Records for the exercise.

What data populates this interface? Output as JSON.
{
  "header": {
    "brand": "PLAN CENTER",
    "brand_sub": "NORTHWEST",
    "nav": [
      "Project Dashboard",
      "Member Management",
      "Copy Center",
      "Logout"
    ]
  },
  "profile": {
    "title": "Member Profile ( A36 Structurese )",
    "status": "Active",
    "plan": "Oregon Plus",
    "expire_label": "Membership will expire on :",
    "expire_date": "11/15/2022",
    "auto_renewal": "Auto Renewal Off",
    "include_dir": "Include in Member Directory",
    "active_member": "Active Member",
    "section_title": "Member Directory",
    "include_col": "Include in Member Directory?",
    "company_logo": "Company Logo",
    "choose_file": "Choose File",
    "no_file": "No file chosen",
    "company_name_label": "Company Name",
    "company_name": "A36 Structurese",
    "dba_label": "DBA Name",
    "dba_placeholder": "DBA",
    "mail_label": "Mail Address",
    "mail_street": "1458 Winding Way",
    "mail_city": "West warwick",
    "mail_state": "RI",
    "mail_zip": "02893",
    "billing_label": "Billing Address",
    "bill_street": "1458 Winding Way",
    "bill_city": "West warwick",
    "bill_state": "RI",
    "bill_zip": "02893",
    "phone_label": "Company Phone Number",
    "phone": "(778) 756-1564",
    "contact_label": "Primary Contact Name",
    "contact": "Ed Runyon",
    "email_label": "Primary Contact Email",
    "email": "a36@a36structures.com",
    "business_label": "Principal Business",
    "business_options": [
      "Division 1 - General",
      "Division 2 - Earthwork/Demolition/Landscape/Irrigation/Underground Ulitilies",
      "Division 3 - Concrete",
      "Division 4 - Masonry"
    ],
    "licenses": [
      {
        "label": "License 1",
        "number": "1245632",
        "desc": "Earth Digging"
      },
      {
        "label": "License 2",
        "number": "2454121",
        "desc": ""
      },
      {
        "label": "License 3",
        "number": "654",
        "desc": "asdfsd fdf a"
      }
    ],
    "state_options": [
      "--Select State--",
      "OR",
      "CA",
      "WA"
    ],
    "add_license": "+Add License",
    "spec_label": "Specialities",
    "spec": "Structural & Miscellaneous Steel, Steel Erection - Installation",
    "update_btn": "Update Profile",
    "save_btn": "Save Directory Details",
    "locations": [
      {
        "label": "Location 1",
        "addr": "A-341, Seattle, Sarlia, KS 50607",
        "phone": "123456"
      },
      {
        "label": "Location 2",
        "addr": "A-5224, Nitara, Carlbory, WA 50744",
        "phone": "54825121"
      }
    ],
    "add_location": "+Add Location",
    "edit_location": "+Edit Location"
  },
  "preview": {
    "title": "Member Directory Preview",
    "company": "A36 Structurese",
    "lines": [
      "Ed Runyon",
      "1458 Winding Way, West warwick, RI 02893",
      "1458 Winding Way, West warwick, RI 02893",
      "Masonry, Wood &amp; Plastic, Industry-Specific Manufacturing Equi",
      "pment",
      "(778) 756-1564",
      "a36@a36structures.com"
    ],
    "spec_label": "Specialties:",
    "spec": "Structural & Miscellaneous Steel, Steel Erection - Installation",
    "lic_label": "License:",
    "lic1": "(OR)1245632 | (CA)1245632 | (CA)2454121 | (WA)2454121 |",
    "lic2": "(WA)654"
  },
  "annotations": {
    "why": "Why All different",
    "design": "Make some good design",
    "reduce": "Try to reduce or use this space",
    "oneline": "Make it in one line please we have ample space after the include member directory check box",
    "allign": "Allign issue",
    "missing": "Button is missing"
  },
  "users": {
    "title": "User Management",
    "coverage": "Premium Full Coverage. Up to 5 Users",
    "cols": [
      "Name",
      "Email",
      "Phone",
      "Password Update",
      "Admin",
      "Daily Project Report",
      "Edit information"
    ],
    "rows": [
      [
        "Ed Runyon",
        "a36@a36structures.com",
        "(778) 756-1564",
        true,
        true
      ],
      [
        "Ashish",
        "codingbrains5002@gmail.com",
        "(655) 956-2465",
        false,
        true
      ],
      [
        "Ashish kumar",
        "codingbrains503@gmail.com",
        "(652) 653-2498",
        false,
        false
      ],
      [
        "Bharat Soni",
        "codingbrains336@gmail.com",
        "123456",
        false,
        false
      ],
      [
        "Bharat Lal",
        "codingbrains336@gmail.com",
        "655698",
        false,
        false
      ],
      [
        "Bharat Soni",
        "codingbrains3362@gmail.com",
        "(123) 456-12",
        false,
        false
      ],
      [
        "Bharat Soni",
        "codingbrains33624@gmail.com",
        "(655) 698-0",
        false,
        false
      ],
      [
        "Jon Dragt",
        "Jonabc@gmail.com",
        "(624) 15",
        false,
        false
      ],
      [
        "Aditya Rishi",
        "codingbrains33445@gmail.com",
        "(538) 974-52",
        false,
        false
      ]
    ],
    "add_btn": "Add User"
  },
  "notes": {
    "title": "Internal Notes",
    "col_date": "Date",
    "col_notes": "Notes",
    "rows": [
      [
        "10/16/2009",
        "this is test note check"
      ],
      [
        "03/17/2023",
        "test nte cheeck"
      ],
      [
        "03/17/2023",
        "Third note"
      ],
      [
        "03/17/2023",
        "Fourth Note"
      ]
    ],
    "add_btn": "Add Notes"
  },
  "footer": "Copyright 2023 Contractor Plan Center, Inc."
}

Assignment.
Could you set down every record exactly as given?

Written answer.
What data populates this interface? Output as JSON.
{
  "header": {
    "brand": "PLAN CENTER",
    "brand_sub": "NORTHWEST",
    "nav": [
      "Project Dashboard",
      "Member Management",
      "Copy Center",
      "Logout"
    ]
  },
  "profile": {
    "title": "Member Profile ( A36 Structurese )",
    "status": "Active",
    "plan": "Oregon Plus",
    "expire_label": "Membership will expire on :",
    "expire_date": "11/15/2022",
    "auto_renewal": "Auto Renewal Off",
    "include_dir": "Include in Member Directory",
    "active_member": "Active Member",
    "section_title": "Member Directory",
    "include_col": "Include in Member Directory?",
    "company_logo": "Company Logo",
    "choose_file": "Choose File",
    "no_file": "No file chosen",
    "company_name_label": "Company Name",
    "company_name": "A36 Structurese",
    "dba_label": "DBA Name",
    "dba_placeholder": "DBA",
    "mail_label": "Mail Address",
    "mail_street": "1458 Winding Way",
    "mail_city": "West warwick",
    "mail_state": "RI",
    "mail_zip": "02893",
    "billing_label": "Billing Address",
    "bill_street": "1458 Winding Way",
    "bill_city": "West warwick",
    "bill_state": "RI",
    "bill_zip": "02893",
    "phone_label": "Company Phone Number",
    "phone": "(778) 756-1564",
    "contact_label": "Primary Contact Name",
    "contact": "Ed Runyon",
    "email_label": "Primary Contact Email",
    "email": "a36@a36structures.com",
    "business_label": "Principal Business",
    "business_options": [
      "Division 1 - General",
      "Division 2 - Earthwork/Demolition/Landscape/Irrigation/Underground Ulitilies",
      "Division 3 - Concrete",
      "Division 4 - Masonry"
    ],
    "licenses": [
      {
        "label": "License 1",
        "number": "1245632",
        "desc": "Earth Digging"
      },
      {
        "label": "License 2",
        "number": "2454121",
        "desc": ""
      },
      {
        "label": "License 3",
        "number": "654",
        "desc": "asdfsd fdf a"
      }
    ],
    "state_options": [
      "--Select State--",
      "OR",
      "CA",
      "WA"
    ],
    "add_license": "+Add License",
    "spec_label": "Specialities",
    "spec": "Structural & Miscellaneous Steel, Steel Erection - Installation",
    "update_btn": "Update Profile",
    "save_btn": "Save Directory Details",
    "locations": [
      {
        "label": "Location 1",
        "addr": "A-341, Seattle, Sarlia, KS 50607",
        "phone": "123456"
      },
      {
        "label": "Location 2",
        "addr": "A-5224, Nitara, Carlbory, WA 50744",
        "phone": "54825121"
      }
    ],
    "add_location": "+Add Location",
    "edit_location": "+Edit Location"
  },
  "preview": {
    "title": "Member Directory Preview",
    "company": "A36 Structurese",
    "lines": [
      "Ed Runyon",
      "1458 Winding Way, West warwick, RI 02893",
      "1458 Winding Way, West warwick, RI 02893",
      "Masonry, Wood &amp; Plastic, Industry-Specific Manufacturing Equi",
      "pment",
      "(778) 756-1564",
      "a36@a36structures.com"
    ],
    "spec_label": "Specialties:",
    "spec": "Structural & Miscellaneous Steel, Steel Erection - Installation",
    "lic_label": "License:",
    "lic1": "(OR)1245632 | (CA)1245632 | (CA)2454121 | (WA)2454121 |",
    "lic2": "(WA)654"
  },
  "annotations": {
    "why": "Why All different",
    "design": "Make some good design",
    "reduce": "Try to reduce or use this space",
    "oneline": "Make it in one line please we have ample space after the include member directory check box",
    "allign": "Allign issue",
    "missing": "Button is missing"
  },
  "users": {
    "title": "User Management",
    "coverage": "Premium Full Coverage. Up to 5 Users",
    "cols": [
      "Name",
      "Email",
      "Phone",
      "Password Update",
      "Admin",
      "Daily Project Report",
      "Edit information"
    ],
    "rows": [
      [
        "Ed Runyon",
        "a36@a36structures.com",
        "(778) 756-1564",
        true,
        true
      ],
      [
        "Ashish",
        "codingbrains5002@gmail.com",
        "(655) 956-2465",
        false,
        true
      ],
      [
        "Ashish kumar",
        "codingbrains503@gmail.com",
        "(652) 653-2498",
        false,
        false
      ],
      [
        "Bharat Soni",
        "codingbrains336@gmail.com",
        "123456",
        false,
        false
      ],
      [
        "Bharat Lal",
        "codingbrains336@gmail.com",
        "655698",
        false,
        false
      ],
      [
        "Bharat Soni",
        "codingbrains3362@gmail.com",
        "(123) 456-12",
        false,
        false
      ],
      [
        "Bharat Soni",
        "codingbrains33624@gmail.com",
        "(655) 698-0",
        false,
        false
      ],
      [
        "Jon Dragt",
        "Jonabc@gmail.com",
        "(624) 15",
        false,
        false
      ],
      [
        "Aditya Rishi",
        "codingbrains33445@gmail.com",
        "(538) 974-52",
        false,
        false
      ]
    ],
    "add_btn": "Add User"
  },
  "notes": {
    "title": "Internal Notes",
    "col_date": "Date",
    "col_notes": "Notes",
    "rows": [
      [
        "10/16/2009",
        "this is test note check"
      ],
      [
        "03/17/2023",
        "test nte cheeck"
      ],
      [
        "03/17/2023",
        "Third note"
      ],
      [
        "03/17/2023",
        "Fourth Note"
      ]
    ],
    "add_btn": "Add Notes"
  },
  "footer": "Copyright 2023 Contractor Plan Center, Inc."
}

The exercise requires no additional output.